Exercise instructions: In the records that follow, show each line where the word "citations" is present.

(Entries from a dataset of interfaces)
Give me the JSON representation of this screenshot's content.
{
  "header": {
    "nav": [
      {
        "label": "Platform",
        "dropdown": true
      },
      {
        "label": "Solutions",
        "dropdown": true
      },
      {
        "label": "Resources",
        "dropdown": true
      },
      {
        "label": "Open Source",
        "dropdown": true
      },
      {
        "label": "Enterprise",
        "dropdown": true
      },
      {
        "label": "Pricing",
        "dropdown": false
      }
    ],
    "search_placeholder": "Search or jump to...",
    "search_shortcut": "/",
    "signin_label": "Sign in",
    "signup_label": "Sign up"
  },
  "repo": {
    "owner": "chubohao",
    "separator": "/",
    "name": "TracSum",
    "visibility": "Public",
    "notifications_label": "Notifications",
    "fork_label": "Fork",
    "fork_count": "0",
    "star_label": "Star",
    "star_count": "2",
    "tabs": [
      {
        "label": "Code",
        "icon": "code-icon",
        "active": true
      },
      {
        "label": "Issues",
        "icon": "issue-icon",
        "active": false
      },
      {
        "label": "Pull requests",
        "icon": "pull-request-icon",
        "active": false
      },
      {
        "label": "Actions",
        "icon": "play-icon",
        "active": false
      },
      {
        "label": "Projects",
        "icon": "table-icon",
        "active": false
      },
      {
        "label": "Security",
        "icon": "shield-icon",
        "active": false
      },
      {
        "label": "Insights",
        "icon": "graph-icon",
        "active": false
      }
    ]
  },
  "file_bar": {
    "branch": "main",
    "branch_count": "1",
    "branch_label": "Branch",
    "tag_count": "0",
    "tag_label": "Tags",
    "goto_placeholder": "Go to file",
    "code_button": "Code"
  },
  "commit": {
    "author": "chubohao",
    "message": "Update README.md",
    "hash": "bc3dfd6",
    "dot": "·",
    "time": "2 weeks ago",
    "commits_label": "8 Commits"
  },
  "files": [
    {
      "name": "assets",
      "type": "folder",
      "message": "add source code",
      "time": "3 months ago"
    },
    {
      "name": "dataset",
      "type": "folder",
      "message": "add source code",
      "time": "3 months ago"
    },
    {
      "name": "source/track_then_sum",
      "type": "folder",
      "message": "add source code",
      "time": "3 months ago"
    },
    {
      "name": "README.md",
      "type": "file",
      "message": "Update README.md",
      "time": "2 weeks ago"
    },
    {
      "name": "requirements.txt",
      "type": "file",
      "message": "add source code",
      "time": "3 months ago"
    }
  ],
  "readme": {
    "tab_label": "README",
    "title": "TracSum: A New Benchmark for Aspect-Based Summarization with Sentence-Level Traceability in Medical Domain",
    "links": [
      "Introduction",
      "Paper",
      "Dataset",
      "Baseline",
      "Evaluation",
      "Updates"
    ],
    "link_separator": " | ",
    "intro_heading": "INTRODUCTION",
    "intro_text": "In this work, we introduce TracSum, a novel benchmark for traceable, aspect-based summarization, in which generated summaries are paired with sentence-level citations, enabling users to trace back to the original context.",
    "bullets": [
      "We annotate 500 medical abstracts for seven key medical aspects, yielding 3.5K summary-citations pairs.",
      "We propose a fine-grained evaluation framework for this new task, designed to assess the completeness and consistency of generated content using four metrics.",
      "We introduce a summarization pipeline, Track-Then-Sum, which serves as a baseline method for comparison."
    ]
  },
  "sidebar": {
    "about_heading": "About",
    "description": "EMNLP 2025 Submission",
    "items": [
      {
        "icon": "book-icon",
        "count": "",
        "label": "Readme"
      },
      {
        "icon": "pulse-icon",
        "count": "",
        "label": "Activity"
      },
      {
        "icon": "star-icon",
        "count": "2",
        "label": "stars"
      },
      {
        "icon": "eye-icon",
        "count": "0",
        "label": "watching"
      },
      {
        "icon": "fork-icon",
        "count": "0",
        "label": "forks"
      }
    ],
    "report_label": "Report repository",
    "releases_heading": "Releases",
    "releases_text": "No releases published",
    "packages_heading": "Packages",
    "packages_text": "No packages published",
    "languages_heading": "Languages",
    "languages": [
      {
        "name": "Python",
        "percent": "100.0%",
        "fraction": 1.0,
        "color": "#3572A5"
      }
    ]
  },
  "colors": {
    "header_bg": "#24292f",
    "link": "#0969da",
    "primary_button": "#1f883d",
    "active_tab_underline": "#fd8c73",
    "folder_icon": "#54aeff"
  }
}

Output:
    "intro_text": "In this work, we introduce TracSum, a novel benchmark for traceable, aspect-based summarization, in which generated summaries are paired with sentence-level citations, enabling users to trace back to the original context.",
      "We annotate 500 medical abstracts for seven key medical aspects, yielding 3.5K summary-citations pairs.",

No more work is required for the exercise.